> The authors indicate [...] Because multiple iridium spikes were
> distributed over a temporally long Cretaceous-Tertiary duration, they
> indicate also that the source of the iridium was likely the Deccan
> Traps volcanism, and not an asteroid impact.

There are two big problems with this, IMHO.
Firstly, those multiple iridium spikes aren't found elsewhere, so I
suspect... hm... no, repeated leaching and redeposition by water should be
quite difficult with Ir... hm. :-]
Secondly, the Ir cannot _possibly_ have come from the Deccan traps, for 3
reasons:
- The Deccan basalts contain 0.1 ppt (zero point one parts per trillion)
iridium -- this is one of the lowest values ever measured. Ref:

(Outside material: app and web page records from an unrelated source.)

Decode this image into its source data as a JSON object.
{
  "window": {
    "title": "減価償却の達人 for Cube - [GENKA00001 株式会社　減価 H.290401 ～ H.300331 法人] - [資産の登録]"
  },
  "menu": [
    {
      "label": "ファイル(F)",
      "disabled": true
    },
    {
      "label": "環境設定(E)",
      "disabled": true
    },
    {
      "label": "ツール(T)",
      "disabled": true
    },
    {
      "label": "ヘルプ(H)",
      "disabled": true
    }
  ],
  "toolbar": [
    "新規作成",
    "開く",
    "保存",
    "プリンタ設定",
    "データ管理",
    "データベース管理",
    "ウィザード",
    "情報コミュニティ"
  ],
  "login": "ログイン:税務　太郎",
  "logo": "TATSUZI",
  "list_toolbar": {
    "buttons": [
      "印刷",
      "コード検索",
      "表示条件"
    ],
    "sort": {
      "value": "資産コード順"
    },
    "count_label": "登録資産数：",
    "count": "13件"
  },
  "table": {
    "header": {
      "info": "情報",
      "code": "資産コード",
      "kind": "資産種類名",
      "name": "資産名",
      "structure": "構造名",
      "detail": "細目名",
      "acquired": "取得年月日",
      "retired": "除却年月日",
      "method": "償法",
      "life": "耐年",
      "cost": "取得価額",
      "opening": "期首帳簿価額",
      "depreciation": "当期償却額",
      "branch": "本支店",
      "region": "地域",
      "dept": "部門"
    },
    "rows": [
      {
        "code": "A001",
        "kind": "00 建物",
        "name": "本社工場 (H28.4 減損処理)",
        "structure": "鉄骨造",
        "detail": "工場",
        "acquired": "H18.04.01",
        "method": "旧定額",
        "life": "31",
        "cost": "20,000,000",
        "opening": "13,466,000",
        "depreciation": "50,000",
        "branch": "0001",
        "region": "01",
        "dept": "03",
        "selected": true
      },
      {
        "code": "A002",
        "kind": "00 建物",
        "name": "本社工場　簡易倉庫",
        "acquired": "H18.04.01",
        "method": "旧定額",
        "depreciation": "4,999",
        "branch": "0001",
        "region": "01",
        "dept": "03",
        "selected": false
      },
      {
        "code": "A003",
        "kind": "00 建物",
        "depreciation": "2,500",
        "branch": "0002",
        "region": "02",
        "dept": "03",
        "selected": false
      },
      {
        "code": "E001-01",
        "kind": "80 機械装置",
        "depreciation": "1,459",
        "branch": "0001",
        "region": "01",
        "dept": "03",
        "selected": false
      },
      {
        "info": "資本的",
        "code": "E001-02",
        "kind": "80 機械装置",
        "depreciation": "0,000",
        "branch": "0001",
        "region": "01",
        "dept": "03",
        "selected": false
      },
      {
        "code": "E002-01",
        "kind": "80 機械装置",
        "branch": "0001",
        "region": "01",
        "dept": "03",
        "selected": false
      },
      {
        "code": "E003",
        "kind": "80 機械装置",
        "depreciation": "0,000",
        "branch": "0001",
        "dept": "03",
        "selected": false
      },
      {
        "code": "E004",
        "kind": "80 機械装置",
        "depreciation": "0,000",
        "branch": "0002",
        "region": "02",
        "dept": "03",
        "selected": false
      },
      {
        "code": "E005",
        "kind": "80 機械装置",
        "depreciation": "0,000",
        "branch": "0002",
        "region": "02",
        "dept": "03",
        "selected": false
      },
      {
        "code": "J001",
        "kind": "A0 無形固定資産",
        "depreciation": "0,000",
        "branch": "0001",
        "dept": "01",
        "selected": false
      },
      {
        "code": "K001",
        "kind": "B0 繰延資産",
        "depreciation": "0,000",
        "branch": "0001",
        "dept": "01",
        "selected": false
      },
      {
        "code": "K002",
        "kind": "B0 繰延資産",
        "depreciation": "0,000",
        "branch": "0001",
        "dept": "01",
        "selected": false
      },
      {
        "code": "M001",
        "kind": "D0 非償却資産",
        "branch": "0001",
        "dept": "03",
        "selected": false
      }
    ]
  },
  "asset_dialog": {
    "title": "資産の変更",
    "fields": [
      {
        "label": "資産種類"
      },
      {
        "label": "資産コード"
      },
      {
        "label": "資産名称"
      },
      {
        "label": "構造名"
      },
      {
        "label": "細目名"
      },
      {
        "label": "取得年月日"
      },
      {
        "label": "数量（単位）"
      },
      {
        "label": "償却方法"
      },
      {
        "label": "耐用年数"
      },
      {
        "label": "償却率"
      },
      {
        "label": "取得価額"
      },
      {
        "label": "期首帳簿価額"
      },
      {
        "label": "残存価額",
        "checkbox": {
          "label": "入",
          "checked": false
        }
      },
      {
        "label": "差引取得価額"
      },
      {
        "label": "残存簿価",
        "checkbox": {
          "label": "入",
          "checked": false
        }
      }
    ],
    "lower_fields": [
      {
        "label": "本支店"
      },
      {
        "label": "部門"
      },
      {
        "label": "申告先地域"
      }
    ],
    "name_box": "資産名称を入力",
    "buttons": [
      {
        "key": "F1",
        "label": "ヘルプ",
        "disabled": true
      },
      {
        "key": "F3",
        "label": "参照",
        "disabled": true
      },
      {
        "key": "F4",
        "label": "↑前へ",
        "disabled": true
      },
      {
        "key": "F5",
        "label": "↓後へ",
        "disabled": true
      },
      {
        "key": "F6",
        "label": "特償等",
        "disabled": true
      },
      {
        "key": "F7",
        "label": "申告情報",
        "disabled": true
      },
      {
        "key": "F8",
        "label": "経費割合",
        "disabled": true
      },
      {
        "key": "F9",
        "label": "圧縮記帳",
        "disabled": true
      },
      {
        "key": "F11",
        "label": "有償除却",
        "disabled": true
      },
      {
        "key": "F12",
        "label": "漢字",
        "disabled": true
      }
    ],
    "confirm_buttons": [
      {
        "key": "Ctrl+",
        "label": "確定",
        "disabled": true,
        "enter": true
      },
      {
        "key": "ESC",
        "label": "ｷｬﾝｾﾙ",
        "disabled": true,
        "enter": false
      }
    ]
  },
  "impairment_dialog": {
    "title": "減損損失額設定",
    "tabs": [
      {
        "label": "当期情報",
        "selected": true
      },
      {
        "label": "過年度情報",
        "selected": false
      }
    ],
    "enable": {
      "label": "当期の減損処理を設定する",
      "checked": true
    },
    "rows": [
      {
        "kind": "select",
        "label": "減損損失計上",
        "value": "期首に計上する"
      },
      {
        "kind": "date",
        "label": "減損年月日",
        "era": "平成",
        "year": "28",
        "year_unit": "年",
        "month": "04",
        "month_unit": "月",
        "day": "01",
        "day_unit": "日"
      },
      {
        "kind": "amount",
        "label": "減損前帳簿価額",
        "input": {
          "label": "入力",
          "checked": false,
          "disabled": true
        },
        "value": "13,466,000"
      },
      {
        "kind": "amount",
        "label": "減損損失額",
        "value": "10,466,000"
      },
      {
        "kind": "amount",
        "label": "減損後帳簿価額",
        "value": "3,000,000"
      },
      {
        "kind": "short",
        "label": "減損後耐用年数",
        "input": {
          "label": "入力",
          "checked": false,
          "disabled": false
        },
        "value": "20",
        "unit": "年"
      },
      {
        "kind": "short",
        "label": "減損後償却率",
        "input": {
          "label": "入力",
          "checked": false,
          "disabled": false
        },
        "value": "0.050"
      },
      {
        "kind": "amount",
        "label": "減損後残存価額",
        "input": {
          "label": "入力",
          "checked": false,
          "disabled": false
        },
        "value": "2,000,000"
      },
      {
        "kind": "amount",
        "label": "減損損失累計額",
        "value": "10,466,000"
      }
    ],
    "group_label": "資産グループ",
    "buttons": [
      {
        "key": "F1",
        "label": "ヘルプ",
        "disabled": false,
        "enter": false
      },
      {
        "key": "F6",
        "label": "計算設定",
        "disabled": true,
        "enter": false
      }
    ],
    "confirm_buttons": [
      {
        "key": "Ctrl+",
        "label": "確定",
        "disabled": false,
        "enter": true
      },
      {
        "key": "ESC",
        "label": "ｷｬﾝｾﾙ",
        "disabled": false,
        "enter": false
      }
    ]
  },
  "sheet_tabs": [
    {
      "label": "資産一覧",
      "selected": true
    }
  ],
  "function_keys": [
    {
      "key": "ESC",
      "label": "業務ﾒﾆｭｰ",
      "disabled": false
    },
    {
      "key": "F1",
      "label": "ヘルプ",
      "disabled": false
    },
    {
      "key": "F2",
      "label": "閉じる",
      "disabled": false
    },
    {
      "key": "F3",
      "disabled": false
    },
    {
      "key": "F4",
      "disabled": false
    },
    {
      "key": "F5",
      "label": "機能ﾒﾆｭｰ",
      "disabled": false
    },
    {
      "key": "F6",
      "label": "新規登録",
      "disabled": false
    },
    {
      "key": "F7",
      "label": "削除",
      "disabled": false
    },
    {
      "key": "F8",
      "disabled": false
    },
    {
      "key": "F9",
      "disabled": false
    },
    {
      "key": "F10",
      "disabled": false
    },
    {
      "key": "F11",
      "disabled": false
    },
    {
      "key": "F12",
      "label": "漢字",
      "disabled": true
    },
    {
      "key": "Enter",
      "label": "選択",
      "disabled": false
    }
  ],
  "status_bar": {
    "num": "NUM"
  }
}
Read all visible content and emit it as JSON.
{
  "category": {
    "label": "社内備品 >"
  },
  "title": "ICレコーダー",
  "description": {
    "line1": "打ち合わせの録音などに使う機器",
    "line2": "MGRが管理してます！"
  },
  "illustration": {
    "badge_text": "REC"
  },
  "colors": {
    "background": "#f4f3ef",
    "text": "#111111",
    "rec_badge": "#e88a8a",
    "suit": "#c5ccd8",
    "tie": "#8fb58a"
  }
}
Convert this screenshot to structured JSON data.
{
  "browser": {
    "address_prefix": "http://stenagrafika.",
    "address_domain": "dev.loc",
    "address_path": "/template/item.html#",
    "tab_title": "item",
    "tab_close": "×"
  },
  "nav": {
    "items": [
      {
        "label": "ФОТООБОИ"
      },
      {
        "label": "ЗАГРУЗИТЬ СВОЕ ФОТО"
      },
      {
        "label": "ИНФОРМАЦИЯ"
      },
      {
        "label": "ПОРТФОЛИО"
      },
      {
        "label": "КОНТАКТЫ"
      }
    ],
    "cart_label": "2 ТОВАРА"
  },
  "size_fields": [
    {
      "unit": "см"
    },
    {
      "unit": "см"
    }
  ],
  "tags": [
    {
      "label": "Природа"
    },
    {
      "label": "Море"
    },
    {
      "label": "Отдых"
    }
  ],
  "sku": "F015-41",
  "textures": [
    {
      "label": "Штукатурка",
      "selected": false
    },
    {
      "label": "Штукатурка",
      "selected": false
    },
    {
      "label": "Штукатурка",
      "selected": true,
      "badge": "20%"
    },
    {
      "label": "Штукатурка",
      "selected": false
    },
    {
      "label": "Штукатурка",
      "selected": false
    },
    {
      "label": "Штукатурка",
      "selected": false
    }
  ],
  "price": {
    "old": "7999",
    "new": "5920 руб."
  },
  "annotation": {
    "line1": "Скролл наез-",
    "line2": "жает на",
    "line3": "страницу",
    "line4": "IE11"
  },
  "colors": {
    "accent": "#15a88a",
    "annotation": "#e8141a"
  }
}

James Lawrence Powell: Night Comes to the Cretaceous. Dinosaur extinction
and the transformation of modern geology, W. H. Freeman 1998
- The main phase of Deccan volcanism ended some 100,000 years before the K-T
boundary. Ref:
G. Ravizza & B. Peucker-Ehrenbrink: Chemostratigraphic evidence of Deccan
Volcanism from the Marine Osmium Isotope Record, Science 302, 1392 -- 1395
(21 November 2003). (This paper happens to confirm your idea that the Deccan
volcanism produced a greenhouse.)
- The volcanism at Deccan was effusive -- flood basalts -- and not
explosive, and therefore cannot have blasted heavy stuff like Ir high up
into the atmosphere (so that it could have fallen down all over the globe).